**WHAT IS REQUIRED**. I need only the number of lines in this data that contain the string "icon".
=== RECORDED DATA ===
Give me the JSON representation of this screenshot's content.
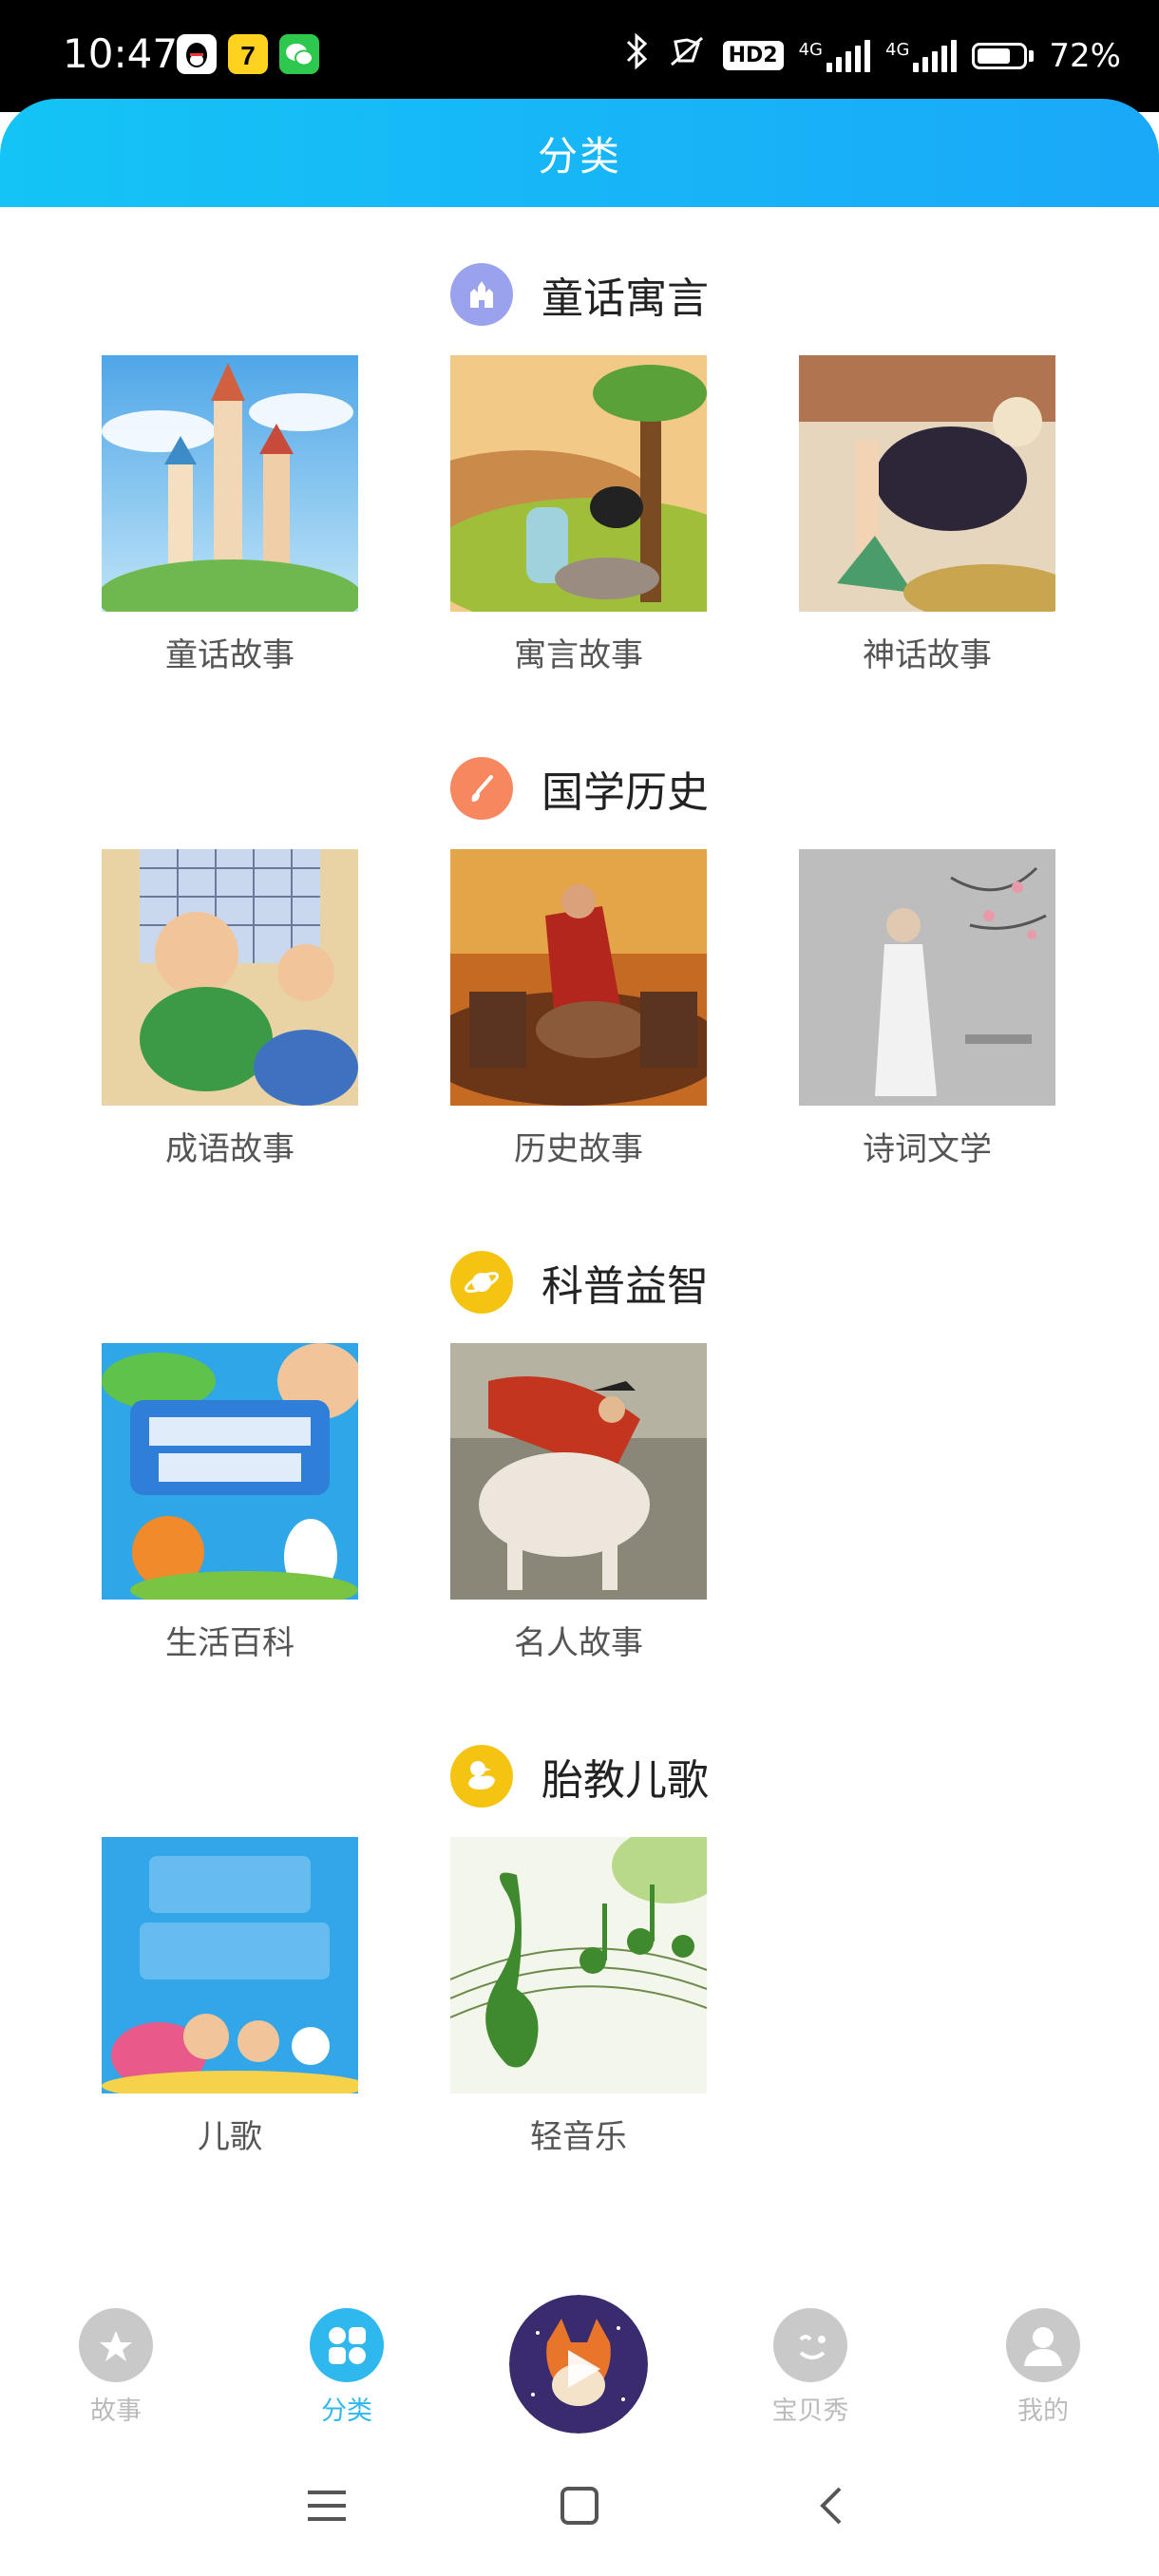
{
  "status_bar": {
    "time": "10:47",
    "network_hd": "HD2",
    "net1": "4G",
    "net2": "4G",
    "battery": "72%",
    "battery_level": 0.72
  },
  "header": {
    "title": "分类"
  },
  "sections": [
    {
      "title": "童话寓言",
      "icon": "castle-icon",
      "color": "#9aa2ee",
      "items": [
        {
          "label": "童话故事"
        },
        {
          "label": "寓言故事"
        },
        {
          "label": "神话故事"
        }
      ]
    },
    {
      "title": "国学历史",
      "icon": "brush-icon",
      "color": "#f7875f",
      "items": [
        {
          "label": "成语故事"
        },
        {
          "label": "历史故事"
        },
        {
          "label": "诗词文学"
        }
      ]
    },
    {
      "title": "科普益智",
      "icon": "planet-icon",
      "color": "#f5c412",
      "items": [
        {
          "label": "生活百科"
        },
        {
          "label": "名人故事"
        }
      ]
    },
    {
      "title": "胎教儿歌",
      "icon": "duck-icon",
      "color": "#f5c412",
      "items": [
        {
          "label": "儿歌"
        },
        {
          "label": "轻音乐"
        }
      ]
    }
  ],
  "bottom_nav": {
    "items": [
      {
        "label": "故事",
        "icon": "planet-star-icon",
        "active": false
      },
      {
        "label": "分类",
        "icon": "grid-icon",
        "active": true
      },
      {
        "label": "宝贝秀",
        "icon": "wink-face-icon",
        "active": false
      },
      {
        "label": "我的",
        "icon": "user-icon",
        "active": false
      }
    ],
    "center": {
      "icon": "play-icon"
    }
  },
  "colors": {
    "accent": "#2fb8ee",
    "inactive": "#bbbbbb"
  }
}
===
**FINISHED TASK**. 9